Feed probiotics, as these will create optimum conditions in the hindgut for fibre digestion and, once again, help the horse to gain more benefit from his forage. There is a lot of anecdotal evidence that feeding probiotics, either on their own, or incorporated into a feed balancer or supplement, can calm certain horses and ponies.

If more energy is required in the feed look first to medium-energy, high-fibre feeds in place of cereals or compounds. There is a wonderful choice nowadays but products like alfalfa (in chop or pellet form) or unmolassed sugar beet pulp (or if your horse finds this unpalatable use well-soaked sugar beet pulp but discard the juice, which is where most of the sugar will be) are ideal.

If still more energy is required, for either work or weight gain, look to oil. Soya or corn oil is ideal for horses and you can feed much more than a tablespoon! For example, a 15.2hh show hack could be fed as much as 450ml daily providing it was divided into at least three feeds. Contact a nutritionist for individual advice on this as you will also need to ensure that your horse has an adequate intake of anti-oxidants e.g. vitamin E and selenium if you are feeding high levels of oil.

If you horse will not eat much oil, or if despite offering oil your horse still needs a higher energy intake, try a 'non-heating' high-fibre cube or a little micronised barley. All the above feeds should be fed little and often, to copy nature and avoid starch overload.

Do not feed coarse mixes unless your horse's problem is only related to oats. Avoid molasses.

Avoid all cereals except micronised barley as this has been scientifically proven to be the best-digested cereal.

Ask a nutritionist for individual advice because many of my comments, for reasons of space, are generalizations.

Don't be afraid to ask feed companies for detailed information about their feeds to help you make an informed choice.
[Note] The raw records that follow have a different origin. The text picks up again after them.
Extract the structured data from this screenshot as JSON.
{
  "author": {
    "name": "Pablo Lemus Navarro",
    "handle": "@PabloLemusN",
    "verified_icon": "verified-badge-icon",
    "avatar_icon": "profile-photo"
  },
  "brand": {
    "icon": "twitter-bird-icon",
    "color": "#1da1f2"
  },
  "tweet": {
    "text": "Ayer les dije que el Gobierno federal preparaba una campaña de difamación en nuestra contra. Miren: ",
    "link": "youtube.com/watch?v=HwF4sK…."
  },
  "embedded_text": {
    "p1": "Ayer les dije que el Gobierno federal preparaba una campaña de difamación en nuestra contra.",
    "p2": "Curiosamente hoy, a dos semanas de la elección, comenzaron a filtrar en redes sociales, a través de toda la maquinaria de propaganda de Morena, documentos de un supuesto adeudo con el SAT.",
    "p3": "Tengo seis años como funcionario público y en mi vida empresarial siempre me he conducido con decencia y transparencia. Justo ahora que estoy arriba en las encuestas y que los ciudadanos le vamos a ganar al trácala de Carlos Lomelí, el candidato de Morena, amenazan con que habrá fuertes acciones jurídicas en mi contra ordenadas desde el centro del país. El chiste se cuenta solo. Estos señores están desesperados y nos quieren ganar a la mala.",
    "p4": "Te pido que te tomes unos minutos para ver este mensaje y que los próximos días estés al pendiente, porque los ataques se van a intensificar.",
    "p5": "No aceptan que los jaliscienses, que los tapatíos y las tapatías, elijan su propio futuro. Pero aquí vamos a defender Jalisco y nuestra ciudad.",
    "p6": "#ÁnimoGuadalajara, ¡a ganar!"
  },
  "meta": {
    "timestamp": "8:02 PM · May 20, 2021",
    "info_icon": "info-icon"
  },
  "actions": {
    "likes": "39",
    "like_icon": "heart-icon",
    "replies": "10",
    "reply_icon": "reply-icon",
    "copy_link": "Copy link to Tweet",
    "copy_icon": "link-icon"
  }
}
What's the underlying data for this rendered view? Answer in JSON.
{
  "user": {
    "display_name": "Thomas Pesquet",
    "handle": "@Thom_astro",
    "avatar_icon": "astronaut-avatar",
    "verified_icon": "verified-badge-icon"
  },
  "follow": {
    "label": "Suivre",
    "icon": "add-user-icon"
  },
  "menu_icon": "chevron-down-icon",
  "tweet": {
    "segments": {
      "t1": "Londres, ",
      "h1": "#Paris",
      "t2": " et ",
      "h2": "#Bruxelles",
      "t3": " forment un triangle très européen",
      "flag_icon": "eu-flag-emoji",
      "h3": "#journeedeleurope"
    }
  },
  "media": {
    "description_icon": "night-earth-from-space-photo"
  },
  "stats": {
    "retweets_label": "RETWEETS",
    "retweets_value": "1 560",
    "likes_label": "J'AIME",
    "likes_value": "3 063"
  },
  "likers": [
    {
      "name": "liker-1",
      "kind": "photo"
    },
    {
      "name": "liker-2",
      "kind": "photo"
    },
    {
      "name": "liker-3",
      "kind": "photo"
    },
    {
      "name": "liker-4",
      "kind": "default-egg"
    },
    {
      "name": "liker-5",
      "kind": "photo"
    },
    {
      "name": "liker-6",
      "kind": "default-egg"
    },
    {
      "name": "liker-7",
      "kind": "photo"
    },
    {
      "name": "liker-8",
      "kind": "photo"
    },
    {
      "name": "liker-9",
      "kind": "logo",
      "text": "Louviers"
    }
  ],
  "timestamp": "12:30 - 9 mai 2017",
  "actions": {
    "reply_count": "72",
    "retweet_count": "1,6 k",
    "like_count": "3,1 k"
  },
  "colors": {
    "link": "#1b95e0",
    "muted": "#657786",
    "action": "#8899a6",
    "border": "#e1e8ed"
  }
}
If they will not answer reasonable questions about their products, for example the level of vitamin B1, then buy from a firm that will!

Nicola Tyler B.Sc. (Hons) TopSpec Equine

Advice Line: 01270-624095 Products produced by TopSpec Equine that are suitable for feeding to high-spirited horses are :-

TopSpec Feed Balancer TopSpec.comprehensive supplement
TopSpec No:1 Healthy Hoof supplement
TopSpec No:2 Leisure Horse and Pony supplement
TopSpec No:3 Broodmare and Youngstock supplement